Dataset excerpts:
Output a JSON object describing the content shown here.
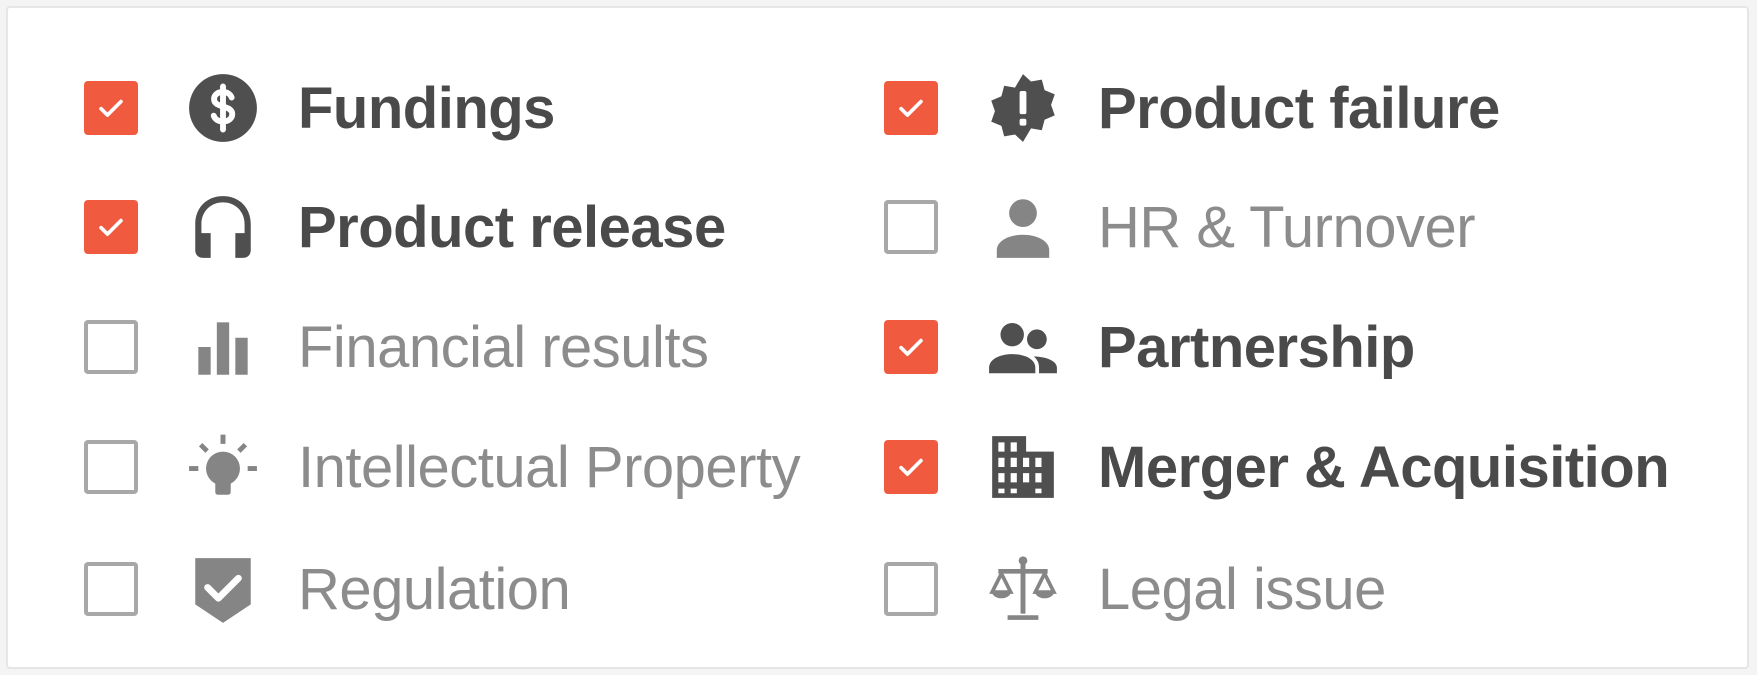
{
  "filters": {
    "left": [
      {
        "label": "Fundings",
        "checked": true,
        "icon": "dollar-circle-icon"
      },
      {
        "label": "Product release",
        "checked": true,
        "icon": "headphones-icon"
      },
      {
        "label": "Financial results",
        "checked": false,
        "icon": "bar-chart-icon"
      },
      {
        "label": "Intellectual Property",
        "checked": false,
        "icon": "lightbulb-icon"
      },
      {
        "label": "Regulation",
        "checked": false,
        "icon": "shield-check-icon"
      }
    ],
    "right": [
      {
        "label": "Product failure",
        "checked": true,
        "icon": "alert-badge-icon"
      },
      {
        "label": "HR & Turnover",
        "checked": false,
        "icon": "person-icon"
      },
      {
        "label": "Partnership",
        "checked": true,
        "icon": "people-icon"
      },
      {
        "label": "Merger & Acquisition",
        "checked": true,
        "icon": "building-icon"
      },
      {
        "label": "Legal issue",
        "checked": false,
        "icon": "scales-icon"
      }
    ]
  },
  "colors": {
    "checked_accent": "#f05a3f",
    "unchecked_border": "#a8a8a8",
    "active_text": "#4a4a4a",
    "inactive_text": "#8c8c8c"
  }
}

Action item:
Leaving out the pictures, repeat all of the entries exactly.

Written answer:
Output a JSON object describing the content shown here.
{
  "filters": {
    "left": [
      {
        "label": "Fundings",
        "checked": true,
        "icon": "dollar-circle-icon"
      },
      {
        "label": "Product release",
        "checked": true,
        "icon": "headphones-icon"
      },
      {
        "label": "Financial results",
        "checked": false,
        "icon": "bar-chart-icon"
      },
      {
        "label": "Intellectual Property",
        "checked": false,
        "icon": "lightbulb-icon"
      },
      {
        "label": "Regulation",
        "checked": false,
        "icon": "shield-check-icon"
      }
    ],
    "right": [
      {
        "label": "Product failure",
        "checked": true,
        "icon": "alert-badge-icon"
      },
      {
        "label": "HR & Turnover",
        "checked": false,
        "icon": "person-icon"
      },
      {
        "label": "Partnership",
        "checked": true,
        "icon": "people-icon"
      },
      {
        "label": "Merger & Acquisition",
        "checked": true,
        "icon": "building-icon"
      },
      {
        "label": "Legal issue",
        "checked": false,
        "icon": "scales-icon"
      }
    ]
  },
  "colors": {
    "checked_accent": "#f05a3f",
    "unchecked_border": "#a8a8a8",
    "active_text": "#4a4a4a",
    "inactive_text": "#8c8c8c"
  }
}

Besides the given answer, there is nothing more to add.